After that Carl told me he met a guy named Walter Whitney who had his own studio in Overland. He asked if I’d like to work with them. Walter had a 4 track Studer. I couldn’t conceive of working with so few tracks and declined. I was used to working with 16 tracks by then. Never mind the fact that Sgt. Pepper had been recorded on a 4 track.

Carl also met a gut named a guy named Reed Nesbit who named the group Delay Tactics. Reed was a bit of a local character who dresses impeccably. He looked straight out of the future.

This was at the end of my long hair period. I ran into Reed on the set of Escape from New York. We were both extras. They had obvious picked him for his futuristic “New Wave” look, and me for my “Grunge” look.

Danny and I were living together with our girlfriends in South St. Louis. One night he came home with Delay Tactics’ first record Out Pop Options. He put it on the stereo in the room between our bedrooms. I lay there drifting asleep and the song Chasing Moroder came on. I sat up in bed dumbstruck. “They did that on 4 tracks?”

I quickly weaseled my way back into Carl’s world and became good friends with Walter. Reed and Carl were having creative arguments at the time. I ended up on 2 or 3 pieces with Reed but never actually saw him. That material didn’t end up on the new album and Reed disappeared. It was released years later.

The album we released was called Any Questions?, and I think it’s the best sounding record I’ve ever been on. It was a very creative time for me.

We had Jimmy Mayer on bass. He was in PM and also Jimmy Buffet’s band. I’ve been very lucky to work with St. Louis’ 2 best Jazz bassists, Jimmy and Mark Foster. Joan Bouise did vocal work for us and I got to work with her on a very personal level.

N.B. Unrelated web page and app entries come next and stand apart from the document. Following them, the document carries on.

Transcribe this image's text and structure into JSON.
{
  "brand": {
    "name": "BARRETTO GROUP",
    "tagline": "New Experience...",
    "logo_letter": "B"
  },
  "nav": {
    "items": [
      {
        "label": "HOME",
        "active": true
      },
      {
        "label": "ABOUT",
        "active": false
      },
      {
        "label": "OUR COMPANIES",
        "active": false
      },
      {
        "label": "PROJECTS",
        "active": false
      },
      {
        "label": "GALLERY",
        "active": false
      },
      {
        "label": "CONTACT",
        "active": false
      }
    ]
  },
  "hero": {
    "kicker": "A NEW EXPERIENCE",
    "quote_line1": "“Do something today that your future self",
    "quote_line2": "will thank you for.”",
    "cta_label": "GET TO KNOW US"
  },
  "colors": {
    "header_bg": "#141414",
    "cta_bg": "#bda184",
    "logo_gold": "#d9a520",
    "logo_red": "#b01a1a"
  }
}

A couple of labels were looking at us. Verve wanted to start a New Age division and talked about Delay Tactics being their first act. Windham Hill was a big New Age label at the time. They were interested but wanted us to tone it down a bit. Our response was, “F&*k Off!”

I was going gangbusters in Wax Theatricks and Delay Tactics at the same time. Our live shows were very different animals. I’d do a weekend with Wax Theatricks on stage at a bar with sweaty, stinking, dancing punk kids and bikers.

The next week a journalist form the L.A. Times would give a lecture on technology in contemporary Art at The St. Louis Art Museum and Delay Tactics was the example. That crowd drank wine and ate caviar.

We gave a private performance for the richer patrons of the museum. I remember a woman walked into our performance space as we played. She asked how I produced the sound I was producing as I produced it. I couldn’t believe her arrogance. I guess money gives you a sense of privilege.

I was on the top of the world. My girlfriend, Monica Reed, witnessed the whole thing. She’s had a great career. I’ll have to do a story or two about her soon.

These are links to a St. Louis Skyline TV show Delay Tactics did, a PBS documentary about us, and a piece from the Submergings LP I did with Carl and Gale Ormiston. The music for the dance piece by Suzanne Grace was originally for a Christmas song I was going to do for my mom. I got credit for guitar but I also played Gato and fretless bass. I was very proud of the bass part. Tracy lent me his for the part.

The pictures are from the first live Delay Tactics performance. It was somewhere in University City, but that’s all I remember. This was my favorite haircut. The other is the back cover from that first album with Carl and Gale.